2. Identify a spokesperson. One of the simplest and most effective methods for defusing a crisis is for the company spokesperson to immediately express genuine concern and apologise for any disruptions, damage or loss of life.

It is never advisable to respond to questions with “no comment”. Even if it is something as simplistic as that you are still investigating the matter or gathering information, do not ignore all questions.

During a crisis, any news vacuum will be filled with rumours and speculation (usually negative), especially on social media.
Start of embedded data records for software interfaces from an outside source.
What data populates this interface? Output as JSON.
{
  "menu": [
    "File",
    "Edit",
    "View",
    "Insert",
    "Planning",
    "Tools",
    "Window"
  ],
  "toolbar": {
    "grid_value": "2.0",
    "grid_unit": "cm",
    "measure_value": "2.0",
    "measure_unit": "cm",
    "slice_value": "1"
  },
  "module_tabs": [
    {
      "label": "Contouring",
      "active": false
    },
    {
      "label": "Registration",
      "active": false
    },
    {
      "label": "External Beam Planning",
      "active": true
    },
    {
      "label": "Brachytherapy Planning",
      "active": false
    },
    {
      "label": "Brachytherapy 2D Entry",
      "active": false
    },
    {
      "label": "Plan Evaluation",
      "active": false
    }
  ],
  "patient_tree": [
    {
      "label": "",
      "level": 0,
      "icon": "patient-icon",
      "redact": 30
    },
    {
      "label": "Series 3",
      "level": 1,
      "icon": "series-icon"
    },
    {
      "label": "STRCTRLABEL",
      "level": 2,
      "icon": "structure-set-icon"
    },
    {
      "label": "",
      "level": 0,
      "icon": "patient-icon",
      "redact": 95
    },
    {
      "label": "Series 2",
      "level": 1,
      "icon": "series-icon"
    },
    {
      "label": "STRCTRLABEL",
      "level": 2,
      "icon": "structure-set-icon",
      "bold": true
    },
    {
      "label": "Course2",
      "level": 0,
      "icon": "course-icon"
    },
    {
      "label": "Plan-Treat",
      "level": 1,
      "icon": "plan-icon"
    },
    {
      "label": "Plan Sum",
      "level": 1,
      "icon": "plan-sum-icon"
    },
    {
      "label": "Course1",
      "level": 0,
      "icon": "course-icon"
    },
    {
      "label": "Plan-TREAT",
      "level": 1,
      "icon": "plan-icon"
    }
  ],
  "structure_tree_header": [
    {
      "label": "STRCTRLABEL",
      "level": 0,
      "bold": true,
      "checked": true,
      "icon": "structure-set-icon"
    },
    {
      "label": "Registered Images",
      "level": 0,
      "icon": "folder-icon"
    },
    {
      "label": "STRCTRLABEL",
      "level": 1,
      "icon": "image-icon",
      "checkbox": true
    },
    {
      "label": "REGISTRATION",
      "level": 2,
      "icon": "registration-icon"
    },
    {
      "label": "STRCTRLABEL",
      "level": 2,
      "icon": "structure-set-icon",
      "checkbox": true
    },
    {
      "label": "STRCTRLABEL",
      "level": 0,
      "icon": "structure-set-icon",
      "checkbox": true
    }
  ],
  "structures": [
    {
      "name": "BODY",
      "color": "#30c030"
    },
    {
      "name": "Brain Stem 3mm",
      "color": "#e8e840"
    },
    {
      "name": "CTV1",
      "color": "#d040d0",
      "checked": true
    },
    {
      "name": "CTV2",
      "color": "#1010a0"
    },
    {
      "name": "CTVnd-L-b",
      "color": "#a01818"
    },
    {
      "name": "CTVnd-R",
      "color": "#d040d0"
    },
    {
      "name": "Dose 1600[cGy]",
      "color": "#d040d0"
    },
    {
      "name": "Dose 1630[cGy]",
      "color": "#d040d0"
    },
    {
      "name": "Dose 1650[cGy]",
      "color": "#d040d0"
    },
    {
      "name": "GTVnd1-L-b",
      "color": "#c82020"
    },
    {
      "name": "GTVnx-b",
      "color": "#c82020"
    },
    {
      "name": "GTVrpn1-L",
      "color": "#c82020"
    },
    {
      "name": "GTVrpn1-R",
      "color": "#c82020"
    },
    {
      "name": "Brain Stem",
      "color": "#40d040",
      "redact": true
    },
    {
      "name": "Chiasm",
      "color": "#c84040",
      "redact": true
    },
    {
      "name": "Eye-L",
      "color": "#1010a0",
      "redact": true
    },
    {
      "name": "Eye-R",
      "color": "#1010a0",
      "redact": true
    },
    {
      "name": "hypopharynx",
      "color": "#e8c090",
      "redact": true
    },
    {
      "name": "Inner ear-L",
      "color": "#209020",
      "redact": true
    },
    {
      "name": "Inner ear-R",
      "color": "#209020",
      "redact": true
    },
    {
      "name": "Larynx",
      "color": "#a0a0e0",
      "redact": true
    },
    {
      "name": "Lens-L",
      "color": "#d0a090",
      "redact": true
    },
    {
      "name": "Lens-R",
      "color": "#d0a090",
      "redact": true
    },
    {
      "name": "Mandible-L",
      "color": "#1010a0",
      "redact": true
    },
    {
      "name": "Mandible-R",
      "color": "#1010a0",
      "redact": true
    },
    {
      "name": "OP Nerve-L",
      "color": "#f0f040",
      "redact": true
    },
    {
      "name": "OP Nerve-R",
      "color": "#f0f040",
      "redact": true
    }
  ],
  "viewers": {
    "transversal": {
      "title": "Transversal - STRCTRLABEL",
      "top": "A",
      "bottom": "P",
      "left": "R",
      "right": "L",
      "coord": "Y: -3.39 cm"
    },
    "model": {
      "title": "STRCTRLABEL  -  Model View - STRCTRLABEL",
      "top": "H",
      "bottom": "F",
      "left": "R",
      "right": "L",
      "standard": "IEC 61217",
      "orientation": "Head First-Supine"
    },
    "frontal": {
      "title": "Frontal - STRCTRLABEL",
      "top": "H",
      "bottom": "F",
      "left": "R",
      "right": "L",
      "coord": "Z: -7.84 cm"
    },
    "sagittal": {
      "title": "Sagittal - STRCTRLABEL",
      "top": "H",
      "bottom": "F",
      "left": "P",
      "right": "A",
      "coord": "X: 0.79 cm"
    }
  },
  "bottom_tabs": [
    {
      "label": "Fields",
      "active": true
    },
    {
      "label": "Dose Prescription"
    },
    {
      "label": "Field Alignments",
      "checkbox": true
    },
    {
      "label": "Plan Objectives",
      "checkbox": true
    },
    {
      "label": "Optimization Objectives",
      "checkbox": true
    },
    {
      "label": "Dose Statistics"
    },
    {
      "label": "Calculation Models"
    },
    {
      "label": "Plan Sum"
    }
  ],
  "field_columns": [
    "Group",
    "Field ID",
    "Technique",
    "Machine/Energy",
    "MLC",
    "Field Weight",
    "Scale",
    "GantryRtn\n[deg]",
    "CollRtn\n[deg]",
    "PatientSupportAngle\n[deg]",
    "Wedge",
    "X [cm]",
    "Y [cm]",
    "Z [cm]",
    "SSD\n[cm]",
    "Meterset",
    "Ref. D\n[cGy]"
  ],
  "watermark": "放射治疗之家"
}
The key to an effective statement is, however, to provide only what you know to be factual, not to speculate or shade the truth.

3. Being as open and transparent as possible – through all communications channels – can help stop rumours and defuse a potential media frenzy.

4. Maintaining an informed workforce helps ensure that business continues to flow as smoothly as possible. It also minimises the internal rumour mill that may lead to employees posting false reports on social media.

5. Communicate with customers and suppliers. You do not want customers and suppliers to learn about your crisis through the media. Information on any crisis should come from you first.

6. It is better to over-communicate than to allow rumours to fill the void. Issue summary statements, updated action plans and new developments as early and as often as possible.

7. Social media is one of the most important channels of communication. Be sure to establish a social media team to monitor, post and react to social media activity throughout the crisis.

* Sources: This article was compiled using information from various websites including: inc.com, bizcommunity.com and bernsteincrisismanagement.com